Excerpts from a dataset:
=== Begin Enclosure ===

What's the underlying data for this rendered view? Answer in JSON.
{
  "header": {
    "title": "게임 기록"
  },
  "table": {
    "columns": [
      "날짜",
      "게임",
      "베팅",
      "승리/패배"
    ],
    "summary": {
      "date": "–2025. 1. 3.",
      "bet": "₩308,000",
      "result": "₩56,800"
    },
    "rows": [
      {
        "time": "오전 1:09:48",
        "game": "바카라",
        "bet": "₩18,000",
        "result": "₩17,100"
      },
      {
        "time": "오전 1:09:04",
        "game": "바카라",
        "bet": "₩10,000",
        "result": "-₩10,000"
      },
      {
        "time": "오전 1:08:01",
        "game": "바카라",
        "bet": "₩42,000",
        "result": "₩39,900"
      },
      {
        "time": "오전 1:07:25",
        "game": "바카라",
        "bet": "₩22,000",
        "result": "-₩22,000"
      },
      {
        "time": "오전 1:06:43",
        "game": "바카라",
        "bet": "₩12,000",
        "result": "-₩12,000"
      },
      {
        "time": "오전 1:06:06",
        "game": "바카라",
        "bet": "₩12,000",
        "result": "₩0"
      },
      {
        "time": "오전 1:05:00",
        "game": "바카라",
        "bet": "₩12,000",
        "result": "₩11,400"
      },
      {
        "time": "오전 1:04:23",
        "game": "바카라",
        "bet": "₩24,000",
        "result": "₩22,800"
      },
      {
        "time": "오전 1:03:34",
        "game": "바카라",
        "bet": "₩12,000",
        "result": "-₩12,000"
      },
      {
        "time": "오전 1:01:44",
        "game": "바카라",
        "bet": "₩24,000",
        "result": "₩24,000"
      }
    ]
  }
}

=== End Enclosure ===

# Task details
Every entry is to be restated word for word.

# Task solution
What's the underlying data for this rendered view? Answer in JSON.
{
  "header": {
    "title": "게임 기록"
  },
  "table": {
    "columns": [
      "날짜",
      "게임",
      "베팅",
      "승리/패배"
    ],
    "summary": {
      "date": "–2025. 1. 3.",
      "bet": "₩308,000",
      "result": "₩56,800"
    },
    "rows": [
      {
        "time": "오전 1:09:48",
        "game": "바카라",
        "bet": "₩18,000",
        "result": "₩17,100"
      },
      {
        "time": "오전 1:09:04",
        "game": "바카라",
        "bet": "₩10,000",
        "result": "-₩10,000"
      },
      {
        "time": "오전 1:08:01",
        "game": "바카라",
        "bet": "₩42,000",
        "result": "₩39,900"
      },
      {
        "time": "오전 1:07:25",
        "game": "바카라",
        "bet": "₩22,000",
        "result": "-₩22,000"
      },
      {
        "time": "오전 1:06:43",
        "game": "바카라",
        "bet": "₩12,000",
        "result": "-₩12,000"
      },
      {
        "time": "오전 1:06:06",
        "game": "바카라",
        "bet": "₩12,000",
        "result": "₩0"
      },
      {
        "time": "오전 1:05:00",
        "game": "바카라",
        "bet": "₩12,000",
        "result": "₩11,400"
      },
      {
        "time": "오전 1:04:23",
        "game": "바카라",
        "bet": "₩24,000",
        "result": "₩22,800"
      },
      {
        "time": "오전 1:03:34",
        "game": "바카라",
        "bet": "₩12,000",
        "result": "-₩12,000"
      },
      {
        "time": "오전 1:01:44",
        "game": "바카라",
        "bet": "₩24,000",
        "result": "₩24,000"
      }
    ]
  }
}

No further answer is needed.